will be called Grameen Danone Food Co. We have a need
for healthy baby food, because children born to poor
families often become sick as soon as they stop sucking
their mothers milk. I talked to Group Danone, who were
very interested and willing to work with us. We are
making a good formula that is extremely cheap so that
poor people can afford to buy it and feed their
children. Together, we'll also process and market milk
products and eventually fruit items.
What are your biggest successes? At first, I didn't
think that what I did had any significance in a broader
context. I was just trying to solve a local problem.
But…Grameen has been adopted in hundreds of countries
all around the world -- rich and poor alike.
Today, there are many different variations of
microcredit. But I'm glad that it's drawing attention.
In Bangladesh, where nothing works and there's no
electricity, microcredit works like clockwork.
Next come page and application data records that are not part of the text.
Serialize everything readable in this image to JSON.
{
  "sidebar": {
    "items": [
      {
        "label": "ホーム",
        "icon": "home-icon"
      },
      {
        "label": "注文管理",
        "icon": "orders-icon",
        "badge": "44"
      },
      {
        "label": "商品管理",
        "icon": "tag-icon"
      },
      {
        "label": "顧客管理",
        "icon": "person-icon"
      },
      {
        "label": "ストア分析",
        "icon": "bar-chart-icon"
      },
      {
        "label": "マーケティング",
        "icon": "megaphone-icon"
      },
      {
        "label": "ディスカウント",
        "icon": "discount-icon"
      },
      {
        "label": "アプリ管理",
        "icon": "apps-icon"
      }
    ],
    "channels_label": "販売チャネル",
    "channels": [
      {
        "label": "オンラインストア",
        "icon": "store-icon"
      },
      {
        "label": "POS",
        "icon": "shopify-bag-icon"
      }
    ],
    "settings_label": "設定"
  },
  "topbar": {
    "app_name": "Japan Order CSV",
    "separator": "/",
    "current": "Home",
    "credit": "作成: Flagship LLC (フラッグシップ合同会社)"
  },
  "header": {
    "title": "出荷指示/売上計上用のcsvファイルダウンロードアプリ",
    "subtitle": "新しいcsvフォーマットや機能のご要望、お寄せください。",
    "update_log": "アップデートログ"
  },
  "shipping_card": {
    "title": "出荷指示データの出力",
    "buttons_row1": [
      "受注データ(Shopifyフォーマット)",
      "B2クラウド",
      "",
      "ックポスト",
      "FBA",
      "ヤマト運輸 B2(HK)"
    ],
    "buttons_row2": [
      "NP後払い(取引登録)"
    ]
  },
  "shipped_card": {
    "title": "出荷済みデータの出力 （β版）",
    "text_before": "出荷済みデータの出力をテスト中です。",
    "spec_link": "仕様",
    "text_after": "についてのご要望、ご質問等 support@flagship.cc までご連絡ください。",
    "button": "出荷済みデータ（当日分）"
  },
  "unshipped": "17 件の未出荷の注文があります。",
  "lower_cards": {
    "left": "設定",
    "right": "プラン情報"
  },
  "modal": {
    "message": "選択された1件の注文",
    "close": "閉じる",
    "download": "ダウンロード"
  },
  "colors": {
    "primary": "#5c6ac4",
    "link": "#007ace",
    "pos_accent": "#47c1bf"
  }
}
It's
Where is microcredit most widespread?
The hub of microcredit is Bangladesh and Asia. Of
the nearly 100 million families that have been served by
microcredit, nearly 90 million are in Asia. When you
look at Latin America, on the other hand, there might be
5 million families served.
In Latin America, most of the microcredit programs
are donor-driven. USAID and other organizations fund
them, and that's how they came into being. Asian
microcredit banks were NGO-driven, which helped them
become more sustainable.
What's your next big mission? I'll address health
care in a very comprehensive way. We're creating a
series of hospitals for eye care, for the cataract
operation. Along with hospitals, we'll establish safe
delivery units to help mothers deliver their babies
Also, telemedicine with videoconferencing has
started. It's not very successful yet, because people
don't know how to make use of it. Someone in a rural
area can go to a kiosk and have a consultation with a
doctor in Dhaka instead of coming all the way to Dhaka
for the consultation.
These will all be for-profit enterprises, but in the
social profit way. No one will be getting rich off of
them. I call them non-loss companies.
Do you think you'll go into politics someday?
I don't know. I've thought about it because people
keep asking me that question. In politics, everyone says
they will support you, but you never know. I don't want
to take that chance. I think what I'm doing is so much
more effective, steady, and successful than being in